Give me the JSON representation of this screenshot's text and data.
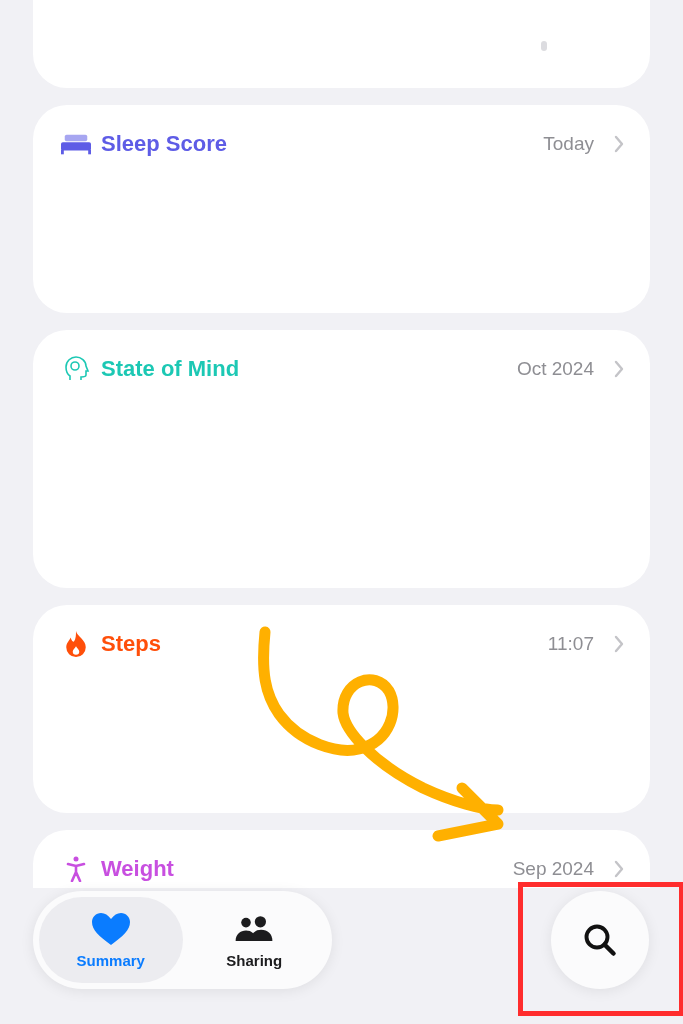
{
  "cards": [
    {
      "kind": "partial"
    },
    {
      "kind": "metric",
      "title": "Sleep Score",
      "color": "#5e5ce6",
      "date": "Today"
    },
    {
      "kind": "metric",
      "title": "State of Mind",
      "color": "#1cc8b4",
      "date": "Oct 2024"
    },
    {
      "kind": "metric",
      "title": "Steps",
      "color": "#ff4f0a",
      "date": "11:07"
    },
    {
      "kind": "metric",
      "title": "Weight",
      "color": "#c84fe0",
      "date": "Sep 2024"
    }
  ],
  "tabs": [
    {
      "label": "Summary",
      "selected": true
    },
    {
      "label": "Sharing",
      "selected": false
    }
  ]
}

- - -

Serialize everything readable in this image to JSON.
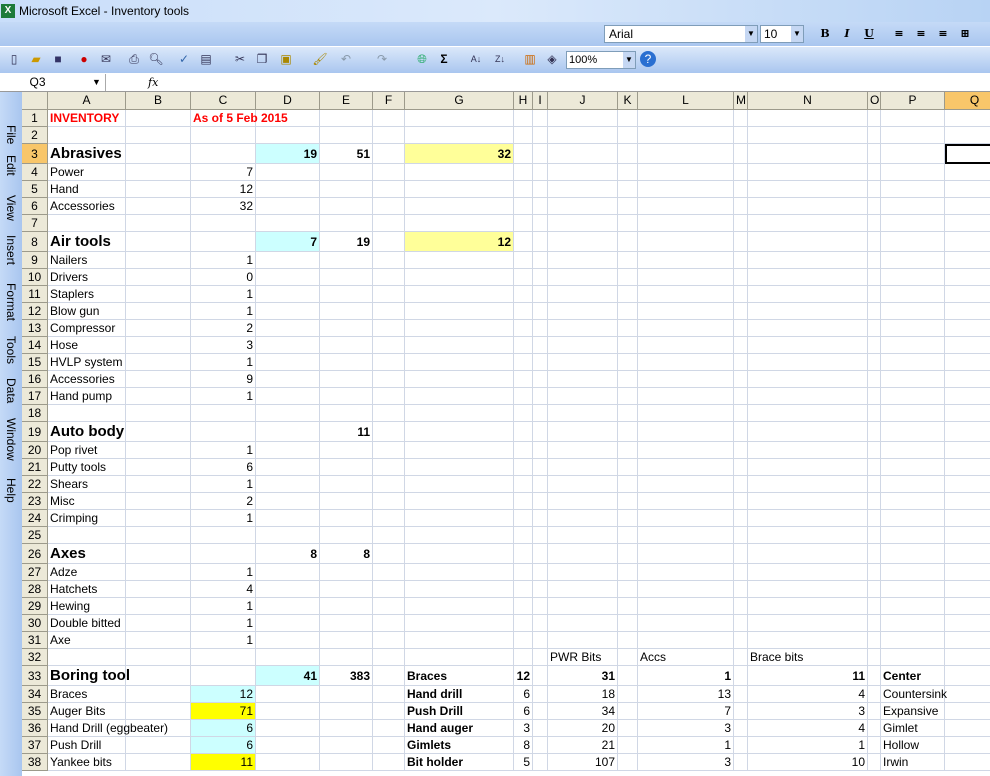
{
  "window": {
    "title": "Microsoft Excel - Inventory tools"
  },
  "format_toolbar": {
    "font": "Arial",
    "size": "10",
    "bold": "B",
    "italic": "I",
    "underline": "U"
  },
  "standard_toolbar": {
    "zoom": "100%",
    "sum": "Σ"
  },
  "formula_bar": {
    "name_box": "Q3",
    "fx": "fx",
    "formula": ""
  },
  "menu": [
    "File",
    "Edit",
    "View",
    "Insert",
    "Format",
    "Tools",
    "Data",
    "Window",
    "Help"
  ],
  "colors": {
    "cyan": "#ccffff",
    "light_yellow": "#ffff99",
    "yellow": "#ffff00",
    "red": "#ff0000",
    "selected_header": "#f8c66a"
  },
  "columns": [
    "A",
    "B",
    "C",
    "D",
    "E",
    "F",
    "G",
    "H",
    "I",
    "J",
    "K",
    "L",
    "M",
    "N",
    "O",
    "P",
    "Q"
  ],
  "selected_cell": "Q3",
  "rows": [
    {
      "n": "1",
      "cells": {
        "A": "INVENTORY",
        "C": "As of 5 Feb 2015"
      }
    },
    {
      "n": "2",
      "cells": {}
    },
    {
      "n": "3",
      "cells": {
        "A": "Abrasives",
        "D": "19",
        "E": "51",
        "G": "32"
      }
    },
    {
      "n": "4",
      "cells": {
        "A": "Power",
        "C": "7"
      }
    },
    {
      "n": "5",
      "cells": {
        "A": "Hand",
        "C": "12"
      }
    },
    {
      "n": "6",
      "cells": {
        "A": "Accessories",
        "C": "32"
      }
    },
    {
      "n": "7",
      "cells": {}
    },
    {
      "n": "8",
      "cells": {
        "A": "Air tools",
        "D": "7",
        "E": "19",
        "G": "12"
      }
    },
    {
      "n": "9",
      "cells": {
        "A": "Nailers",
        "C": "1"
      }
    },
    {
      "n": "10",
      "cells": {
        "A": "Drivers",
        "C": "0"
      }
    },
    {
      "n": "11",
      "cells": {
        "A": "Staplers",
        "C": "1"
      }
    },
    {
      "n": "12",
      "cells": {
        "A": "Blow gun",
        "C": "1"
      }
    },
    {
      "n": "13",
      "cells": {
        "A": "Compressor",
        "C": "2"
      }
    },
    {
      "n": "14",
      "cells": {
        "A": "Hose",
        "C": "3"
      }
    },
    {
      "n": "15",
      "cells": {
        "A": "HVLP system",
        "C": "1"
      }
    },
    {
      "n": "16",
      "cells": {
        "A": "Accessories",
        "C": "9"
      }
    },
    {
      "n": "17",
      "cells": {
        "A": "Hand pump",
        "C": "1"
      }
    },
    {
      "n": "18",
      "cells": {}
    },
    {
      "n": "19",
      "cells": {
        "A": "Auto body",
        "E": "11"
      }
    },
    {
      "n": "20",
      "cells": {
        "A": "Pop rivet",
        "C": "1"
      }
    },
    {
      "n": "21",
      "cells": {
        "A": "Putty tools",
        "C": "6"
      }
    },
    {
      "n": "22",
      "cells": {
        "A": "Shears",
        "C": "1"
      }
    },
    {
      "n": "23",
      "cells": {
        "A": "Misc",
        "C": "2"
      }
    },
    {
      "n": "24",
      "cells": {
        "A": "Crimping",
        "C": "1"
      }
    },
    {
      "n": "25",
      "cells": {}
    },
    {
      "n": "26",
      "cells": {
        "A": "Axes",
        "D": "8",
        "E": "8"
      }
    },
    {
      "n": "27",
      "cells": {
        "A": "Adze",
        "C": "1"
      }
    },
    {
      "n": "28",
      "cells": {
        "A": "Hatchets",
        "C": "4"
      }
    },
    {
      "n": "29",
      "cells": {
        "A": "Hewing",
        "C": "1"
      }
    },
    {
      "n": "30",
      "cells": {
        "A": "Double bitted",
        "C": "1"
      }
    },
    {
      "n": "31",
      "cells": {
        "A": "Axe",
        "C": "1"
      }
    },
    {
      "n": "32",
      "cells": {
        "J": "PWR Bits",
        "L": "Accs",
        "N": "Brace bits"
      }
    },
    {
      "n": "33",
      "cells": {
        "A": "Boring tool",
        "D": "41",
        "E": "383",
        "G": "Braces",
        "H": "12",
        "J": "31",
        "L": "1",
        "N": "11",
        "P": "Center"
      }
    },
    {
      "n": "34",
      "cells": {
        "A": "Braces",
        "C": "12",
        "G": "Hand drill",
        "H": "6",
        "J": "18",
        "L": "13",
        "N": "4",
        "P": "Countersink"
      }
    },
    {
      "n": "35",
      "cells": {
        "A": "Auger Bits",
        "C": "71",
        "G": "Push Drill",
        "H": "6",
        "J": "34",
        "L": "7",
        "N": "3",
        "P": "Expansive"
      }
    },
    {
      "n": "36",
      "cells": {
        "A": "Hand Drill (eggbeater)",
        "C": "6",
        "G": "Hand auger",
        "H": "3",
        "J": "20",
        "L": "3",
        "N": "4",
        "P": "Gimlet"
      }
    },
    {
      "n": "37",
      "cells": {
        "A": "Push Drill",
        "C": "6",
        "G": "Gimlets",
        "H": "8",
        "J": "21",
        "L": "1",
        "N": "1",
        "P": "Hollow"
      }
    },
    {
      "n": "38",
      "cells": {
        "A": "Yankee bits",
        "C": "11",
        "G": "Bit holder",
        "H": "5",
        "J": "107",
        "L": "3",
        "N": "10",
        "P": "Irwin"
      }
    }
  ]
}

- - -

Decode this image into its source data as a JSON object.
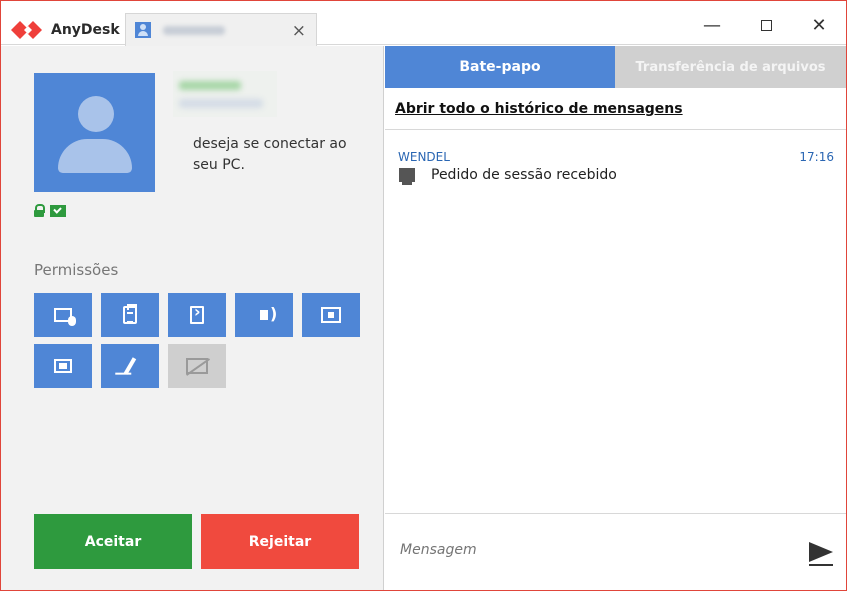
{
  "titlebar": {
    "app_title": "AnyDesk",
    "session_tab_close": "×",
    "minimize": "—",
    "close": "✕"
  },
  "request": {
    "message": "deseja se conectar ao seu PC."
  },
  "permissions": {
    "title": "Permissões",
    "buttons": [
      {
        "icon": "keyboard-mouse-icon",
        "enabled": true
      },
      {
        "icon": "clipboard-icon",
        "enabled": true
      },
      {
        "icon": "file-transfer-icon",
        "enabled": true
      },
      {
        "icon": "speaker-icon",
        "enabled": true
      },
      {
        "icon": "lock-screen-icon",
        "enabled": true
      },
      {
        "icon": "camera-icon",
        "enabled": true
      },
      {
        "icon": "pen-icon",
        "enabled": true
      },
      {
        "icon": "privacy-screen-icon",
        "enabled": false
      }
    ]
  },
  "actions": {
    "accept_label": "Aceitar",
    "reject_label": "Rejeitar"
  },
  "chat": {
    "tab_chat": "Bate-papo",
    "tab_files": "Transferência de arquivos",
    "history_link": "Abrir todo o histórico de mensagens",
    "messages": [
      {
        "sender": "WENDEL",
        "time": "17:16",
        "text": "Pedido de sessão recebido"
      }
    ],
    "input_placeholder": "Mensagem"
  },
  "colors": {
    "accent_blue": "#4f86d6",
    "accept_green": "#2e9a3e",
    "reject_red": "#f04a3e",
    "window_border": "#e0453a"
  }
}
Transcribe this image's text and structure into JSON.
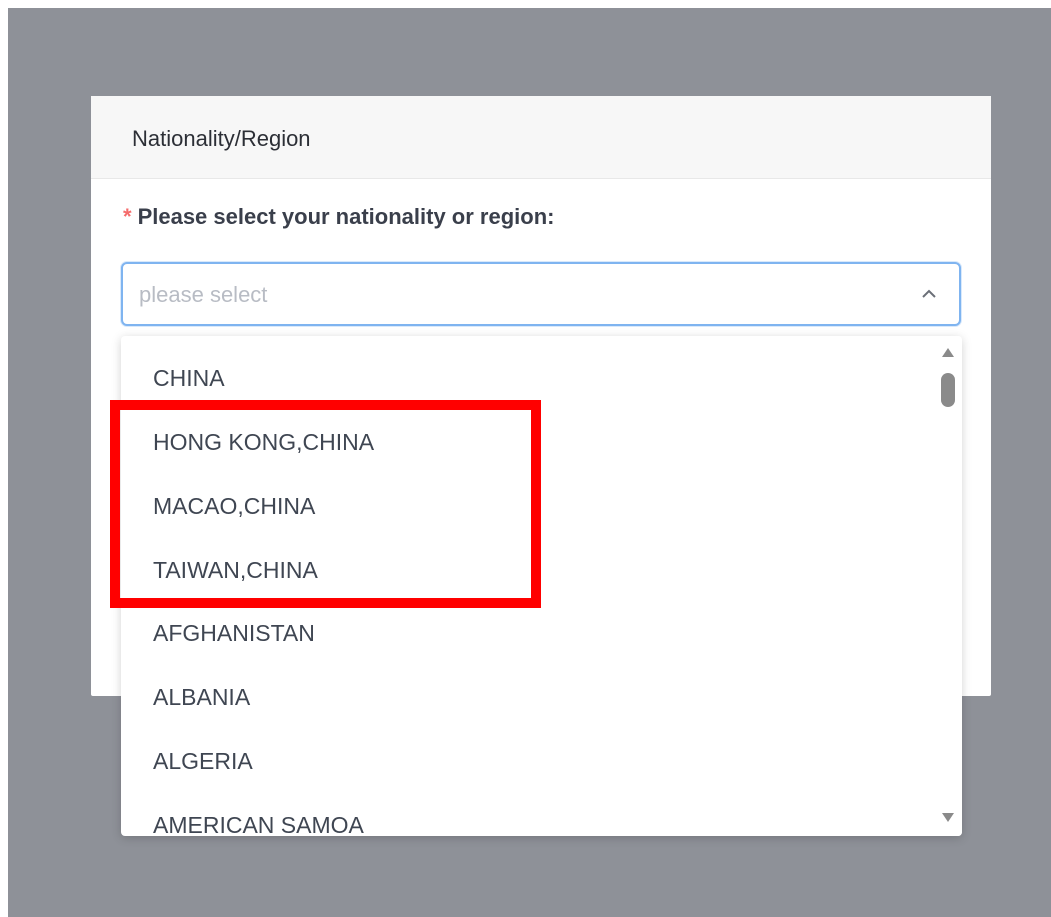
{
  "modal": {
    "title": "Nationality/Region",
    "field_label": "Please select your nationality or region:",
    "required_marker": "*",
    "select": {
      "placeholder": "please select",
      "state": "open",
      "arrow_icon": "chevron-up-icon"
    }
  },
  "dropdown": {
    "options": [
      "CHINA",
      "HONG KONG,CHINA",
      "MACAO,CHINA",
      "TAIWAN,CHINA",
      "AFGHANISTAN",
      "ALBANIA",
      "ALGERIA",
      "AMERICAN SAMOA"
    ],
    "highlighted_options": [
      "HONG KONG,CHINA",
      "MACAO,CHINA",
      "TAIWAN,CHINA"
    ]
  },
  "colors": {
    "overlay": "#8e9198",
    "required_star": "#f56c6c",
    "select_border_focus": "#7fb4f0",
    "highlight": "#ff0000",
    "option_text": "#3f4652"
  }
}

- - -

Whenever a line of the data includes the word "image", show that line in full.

- [Answer]
Serialize everything readable in this image to JSON.
Decode this image into its source data as a JSON object.
Transcribe this image's text and structure into JSON.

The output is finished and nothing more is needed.